The latest example of this is in Nanjang, China, where police used facial recognition technology to locate a 31-year-old suspect in a concert crowd of nearly 60,000 people. The man, identified only by the surname of Ao, was reportedly wanted for "economic crimes," according to Kan Kan News. Details about Ao, reported Kan Kan News, were in a national database, and when he arrived at the stadium, cameras at the entrances with facial recognition capabilities had identified him and flagged authorities.
"He was completely shocked when we took him away," police officer Li Jintold Xinhua news agency. "He couldn't fathom that police could so quickly capture him in a crowd of 60,000."
Ao’s capture is the latest example of China’s growing use of facial recognition technology.
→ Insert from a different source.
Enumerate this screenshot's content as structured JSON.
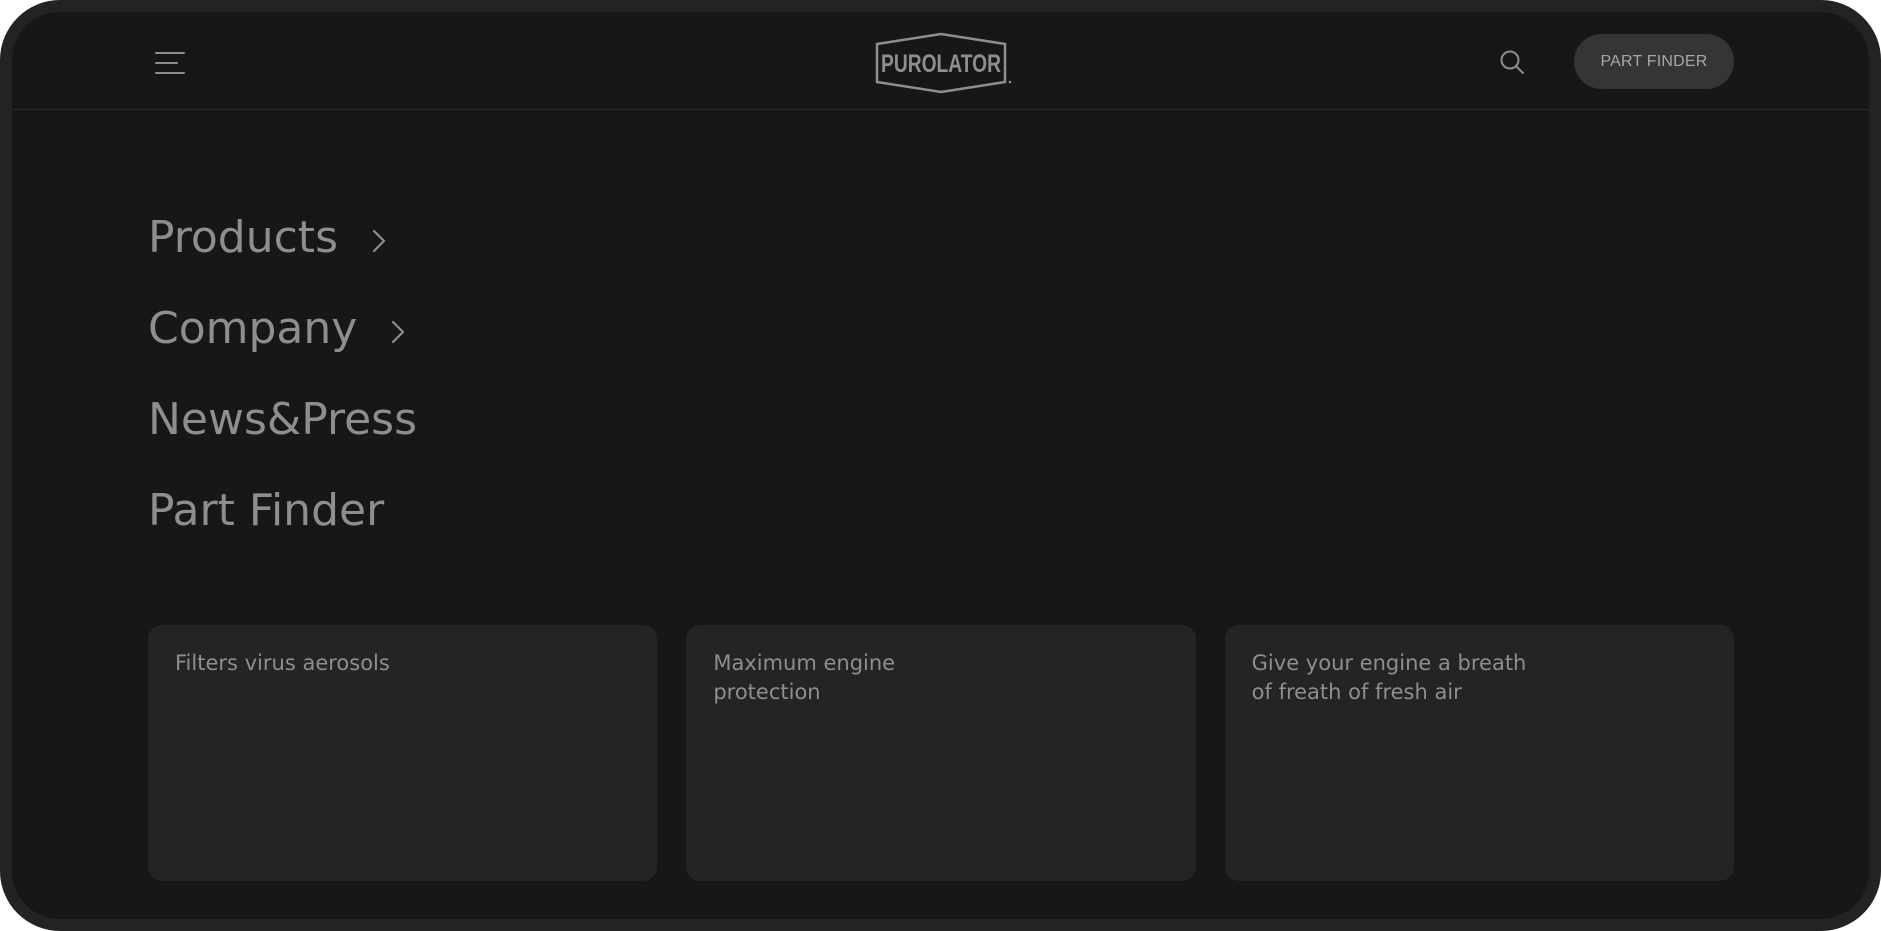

Law enforcement and security officials in China, according to The Washington Post's Simon Denyer, aim to use such technology to track suspect and even predict crimes.Ultimately, officials in China want to create a national surveillance system known as "Xue Liang," or "Sharp Eyes" to monitor the movements of its citizens.
If you thought the Facebook data fiasco was concerning, the database that law enforcement in China is using takes it even further. A vast database of information on every citizen referred to as a public security police cloud infrastructurewas implemented to gather information on criminal and medical records, travel bookings, online purchase and even social media comments — and link it to everyone’s identity card and face, according to The Washington Post.
When Denyer visited three technology companies in China, he was shown people monitoring cars and people as they passed through an intersection and attached to each entry were text bubbles that showed information including the person’s gender and hometown.
The Washington Post article goes on to note that Humans Right Watch has a page dedicated to mass surveillance and the use of "big data" in China, and how it violates privacy rights and enables officials to "arbitrarily detain people."
Facial recognition technology, it could be argued, was always destined to present such problems. Ever been creeped out by Facebook suggesting you tag a friend or family member in a photo that is not yet tagged? Plenty of people have. How do you suppose someone in that situation feels about the ability of a system to find a person in a dark concert in a stadium full of tens of thousands of people?
Now, on the flip side of that, not all headlines involving facial recognition technology are going to focus on the negative. An article posted on The Telegraph on April 17 describes how a mentally ill man—also in China—was missing for over a year, but was found and reunited with his family with the help of China’s "massive and controversial network of facial recognition systems." Other examples of facial recognition technology applications that most would deem "positive" or at least beneficial to society are things like advanced driver assistance systems (ADAS) that monitor drive fatigue, facial recognition for medical purposes such as diagnoses, or biometric authentication.
However, a quick Google News search or even a conversation amongst your friends or family will likely show that there is still some trepidation when it comes to the technology. Still, with a story like this one in Nanjang, China—it has become increasingly difficult to deny its effectiveness.
Image: Washington Post video